At a recent breakfast in Napa, a doctor confessed that he was totally upset and distraught because of our national politics. I advised him, based on my more than a quarter-century in Washington, D.C., just to stop watching the TV news and talk shows. Everyone at the table chuckled, but I was serious.
Especially in these days of instant comment and analysis of every permutation and combination of presidential and congressional antics, it’s useful to step back, take a deep breath, and recognize that big things change – if they do at all – slowly.
It is doubtful that we will ever get in this Congress any overhaul of Obamacare. The Republicans just don’t have the political strength to navigate the turbulent waters between the Scylla of conservative rejectionists and the Charybdis of Medicaid-minded moderates. The votes aren’t there, especially in the Senate. And in the background is a policy-free White House that would simply like to declare victory and move on.
Tax and financial reform is similarly dubious. The administration’s budget proposal is laughably unserious and packed with funny numbers. We are years away from getting a substantive discussion of tax deductions and simplification.
Overseas, we are likely to stumble along on almost every front. Even as we ruffle our relations with our European allies, there’s no way we will get mysteriously chummy with the Russians. The Iranian nuclear deal will meander along, at least for now.
Washington reporters note that Donald Trump throws frequent tantrums, just like a child. But that means there’s little stability in his positions; they’ll change along with his moods. Trump is not the first leader to be criticized for immaturity. He’s just dangerously so.
One of Winston Churchill’s generals, who worked with the great man daily throughout World War II, said that Churchill was a “child of nature.” Historian Max Hastings wrote that “he had an undisciplined mind, the source of a cornucopia of ideas, some brilliant, others absurd.” But not only was Churchill animated by one overarching idea – to defeat Hitler – he surrounded himself with big personalities who both spoke up and spoke back to him.
So far, with Trump we haven’t found a similar coterie of strong men (and women) willing to battle him on policy positions. This is becoming an egg-shell White House, where staff and Cabinet members gingerly tip-toe around major issues.
Churchill wrote books; Trump doesn’t read any. Churchill’s antics were framed against a backdrop of intellectual thought and achievement. Trump just blusters. And tweets.
What that means in a policy substance free White House is that breathless reporters will pounce on today’s political gossip and staff leaks as being inherently meaningful. They must know that today’s headlines contradict yesterday’s and will evaporate by tomorrow.
So feel free to take the summer off. Close up your mental shop and read a beach book novel. The whispers and rumors of the next three months will, by the crisp days of early autumn, have proved to mean very little.
To the extent that the House and Senate investigations of the Trump White House, plus that of former FBI director Robert Mueller, come up with anything serious or useful, we won’t know during the hot and humid days of this Washington summer.
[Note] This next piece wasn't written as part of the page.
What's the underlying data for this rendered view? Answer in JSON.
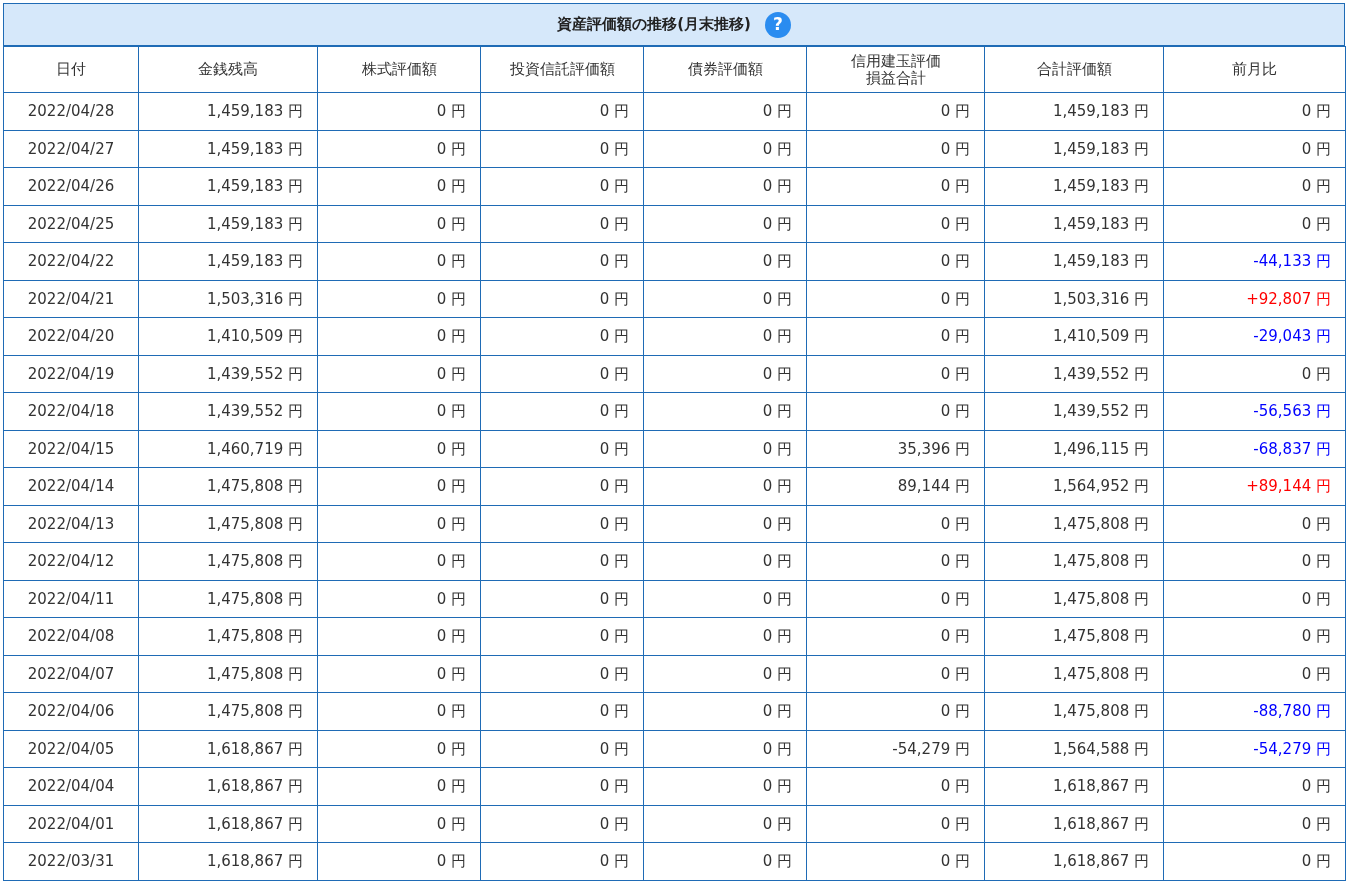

It must be grand right now to be a news producer or bureau editor in Washington; there are rip’n’read stories every day. But that doesn’t mean they are meaningful. Or that we should pay attention. The metaphoric ship of state turns slowly. Sure, it can be jostled by a tsunami of troubles that appear suddenly. But that’s rare.
What could dramatically go wrong in a major way this summer? Trump could have a health scare. After all, he’s an obese septuagenarian who gets no exercise, eats a lousy diet, and has a long-haired personal physician who can’t write a brief medical report without typos. Abroad, the lunatic regime in North Korea could launch an uncontrolled missile that inadvertently lands south of the 38th parallel or in Japan. Or, most seriously, we could be hit by a terror strike like those in London, Manchester and Paris.
But absent major – or tragic – instances like these, this summer should pass uneventfully. Read a book and not the headlines. Watch an opera or a Broadway show and not CNN or MSNBC. Focus on the developing grapes in our vineyards. School’s out soon, enjoy life.